“In areas such as food and raw materials, the war has led to price increases and the spike in raw material prices on our world markets is currently generating inflation in the eurozone, but to date, neither the European Commission nor the the European Central Bank detected signs that these prices are fueling an inflationary spiral in the euro area, in wages and in other factors of our economy, which react to these price increases”, underlined Paschal Donohoe.
Speaking at a conference after a meeting of the Eurogroup, in Luxembourg, the president of the structure that brings together the finance ministers of the euro zone assured that these price increases are and will continue to be “monitored very closely”.
According to Paschal Donohoe, one of the consequences that the war has for the eurozone economy is, “clearly, in the area of energy and increasingly in food prices and in the disruption of supply chains”.
“And, of course, what this does for governments for citizens and for businesses is that it creates uncertainty and we recognize that economic growth will slow down this year,” he admitted.
Faced with this “risk of uncertainty”, Paschal Donohoe stressed that “the Eurogroup made clear the need for budgetary policy to be agile and to respond to changes in the situation”.
“We recognize the impact that this war is having within the EU, in terms of rising energy prices, and what that means for living standards and we recognize that these increases are having an impact on our society and our cost. of life, both in the short term and in the long term”, he added.

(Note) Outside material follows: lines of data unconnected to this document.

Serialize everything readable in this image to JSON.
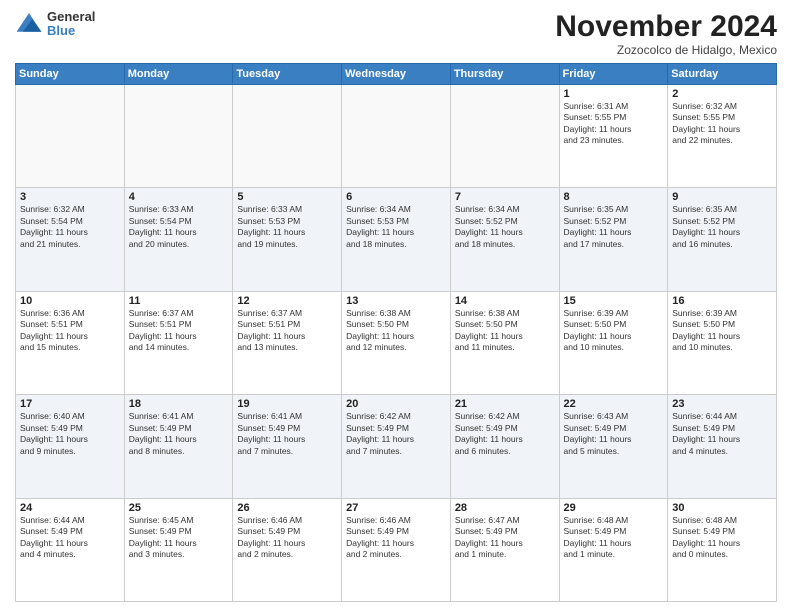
{
  "header": {
    "logo_general": "General",
    "logo_blue": "Blue",
    "month_title": "November 2024",
    "location": "Zozocolco de Hidalgo, Mexico"
  },
  "weekdays": [
    "Sunday",
    "Monday",
    "Tuesday",
    "Wednesday",
    "Thursday",
    "Friday",
    "Saturday"
  ],
  "weeks": [
    [
      {
        "day": "",
        "info": ""
      },
      {
        "day": "",
        "info": ""
      },
      {
        "day": "",
        "info": ""
      },
      {
        "day": "",
        "info": ""
      },
      {
        "day": "",
        "info": ""
      },
      {
        "day": "1",
        "info": "Sunrise: 6:31 AM\nSunset: 5:55 PM\nDaylight: 11 hours\nand 23 minutes."
      },
      {
        "day": "2",
        "info": "Sunrise: 6:32 AM\nSunset: 5:55 PM\nDaylight: 11 hours\nand 22 minutes."
      }
    ],
    [
      {
        "day": "3",
        "info": "Sunrise: 6:32 AM\nSunset: 5:54 PM\nDaylight: 11 hours\nand 21 minutes."
      },
      {
        "day": "4",
        "info": "Sunrise: 6:33 AM\nSunset: 5:54 PM\nDaylight: 11 hours\nand 20 minutes."
      },
      {
        "day": "5",
        "info": "Sunrise: 6:33 AM\nSunset: 5:53 PM\nDaylight: 11 hours\nand 19 minutes."
      },
      {
        "day": "6",
        "info": "Sunrise: 6:34 AM\nSunset: 5:53 PM\nDaylight: 11 hours\nand 18 minutes."
      },
      {
        "day": "7",
        "info": "Sunrise: 6:34 AM\nSunset: 5:52 PM\nDaylight: 11 hours\nand 18 minutes."
      },
      {
        "day": "8",
        "info": "Sunrise: 6:35 AM\nSunset: 5:52 PM\nDaylight: 11 hours\nand 17 minutes."
      },
      {
        "day": "9",
        "info": "Sunrise: 6:35 AM\nSunset: 5:52 PM\nDaylight: 11 hours\nand 16 minutes."
      }
    ],
    [
      {
        "day": "10",
        "info": "Sunrise: 6:36 AM\nSunset: 5:51 PM\nDaylight: 11 hours\nand 15 minutes."
      },
      {
        "day": "11",
        "info": "Sunrise: 6:37 AM\nSunset: 5:51 PM\nDaylight: 11 hours\nand 14 minutes."
      },
      {
        "day": "12",
        "info": "Sunrise: 6:37 AM\nSunset: 5:51 PM\nDaylight: 11 hours\nand 13 minutes."
      },
      {
        "day": "13",
        "info": "Sunrise: 6:38 AM\nSunset: 5:50 PM\nDaylight: 11 hours\nand 12 minutes."
      },
      {
        "day": "14",
        "info": "Sunrise: 6:38 AM\nSunset: 5:50 PM\nDaylight: 11 hours\nand 11 minutes."
      },
      {
        "day": "15",
        "info": "Sunrise: 6:39 AM\nSunset: 5:50 PM\nDaylight: 11 hours\nand 10 minutes."
      },
      {
        "day": "16",
        "info": "Sunrise: 6:39 AM\nSunset: 5:50 PM\nDaylight: 11 hours\nand 10 minutes."
      }
    ],
    [
      {
        "day": "17",
        "info": "Sunrise: 6:40 AM\nSunset: 5:49 PM\nDaylight: 11 hours\nand 9 minutes."
      },
      {
        "day": "18",
        "info": "Sunrise: 6:41 AM\nSunset: 5:49 PM\nDaylight: 11 hours\nand 8 minutes."
      },
      {
        "day": "19",
        "info": "Sunrise: 6:41 AM\nSunset: 5:49 PM\nDaylight: 11 hours\nand 7 minutes."
      },
      {
        "day": "20",
        "info": "Sunrise: 6:42 AM\nSunset: 5:49 PM\nDaylight: 11 hours\nand 7 minutes."
      },
      {
        "day": "21",
        "info": "Sunrise: 6:42 AM\nSunset: 5:49 PM\nDaylight: 11 hours\nand 6 minutes."
      },
      {
        "day": "22",
        "info": "Sunrise: 6:43 AM\nSunset: 5:49 PM\nDaylight: 11 hours\nand 5 minutes."
      },
      {
        "day": "23",
        "info": "Sunrise: 6:44 AM\nSunset: 5:49 PM\nDaylight: 11 hours\nand 4 minutes."
      }
    ],
    [
      {
        "day": "24",
        "info": "Sunrise: 6:44 AM\nSunset: 5:49 PM\nDaylight: 11 hours\nand 4 minutes."
      },
      {
        "day": "25",
        "info": "Sunrise: 6:45 AM\nSunset: 5:49 PM\nDaylight: 11 hours\nand 3 minutes."
      },
      {
        "day": "26",
        "info": "Sunrise: 6:46 AM\nSunset: 5:49 PM\nDaylight: 11 hours\nand 2 minutes."
      },
      {
        "day": "27",
        "info": "Sunrise: 6:46 AM\nSunset: 5:49 PM\nDaylight: 11 hours\nand 2 minutes."
      },
      {
        "day": "28",
        "info": "Sunrise: 6:47 AM\nSunset: 5:49 PM\nDaylight: 11 hours\nand 1 minute."
      },
      {
        "day": "29",
        "info": "Sunrise: 6:48 AM\nSunset: 5:49 PM\nDaylight: 11 hours\nand 1 minute."
      },
      {
        "day": "30",
        "info": "Sunrise: 6:48 AM\nSunset: 5:49 PM\nDaylight: 11 hours\nand 0 minutes."
      }
    ]
  ]
}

Also present on the occasion, the European Commissioner for the Economy, Paolo Gentiloni, acknowledged that the economic growth of the euro zone will be lower than previously expected for this year, which was 4% of the Gross Domestic Product (GDP), which should become clearer. with the estimates that will be released at the end of the month by the community statistical office, Eurostat.

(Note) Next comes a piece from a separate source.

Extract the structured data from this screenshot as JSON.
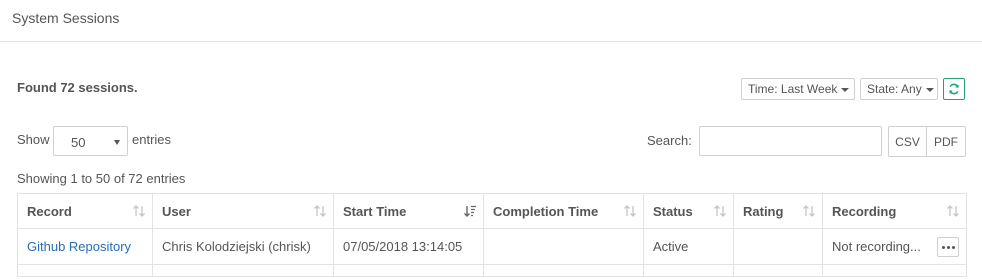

Even so, “we will not reach negative territory due to the base we were on at the beginning of this crisis”, guaranteed Paolo Gentiloni.
At the press conference, Paschal Donohoe also welcomed the participation for the first time in a meeting of the Eurogroup of the Portuguese Finance Minister, Fernando Medina, who debuted on the occasion after taking office a few days ago.
The statements come at a time when prices in the EU are hitting highs due to constraints in supply chains, recently exacerbated by the geopolitical tensions of the Ukraine war.
In March, the eurozone’s annual inflation rate soared to a new high of 7.5%, compared to 5.9% in February, according to Eurostat.
Inflation is, these days, more pronounced in terms of energy prices, with prices of fossil fuels (such as gas) having soared in recent weeks and reached the highest levels of the last decade due to fears of a reduction in supply caused by the invasion Russian from Ukraine.
Russia launched a military offensive in Ukraine on February 24 that killed at least 1,430 civilians, including 121 children, and injured 2,097, including 178 minors, according to the latest UN data, which warns of the likelihood of the real number. of civilian casualties be much higher.
ANE // CSJ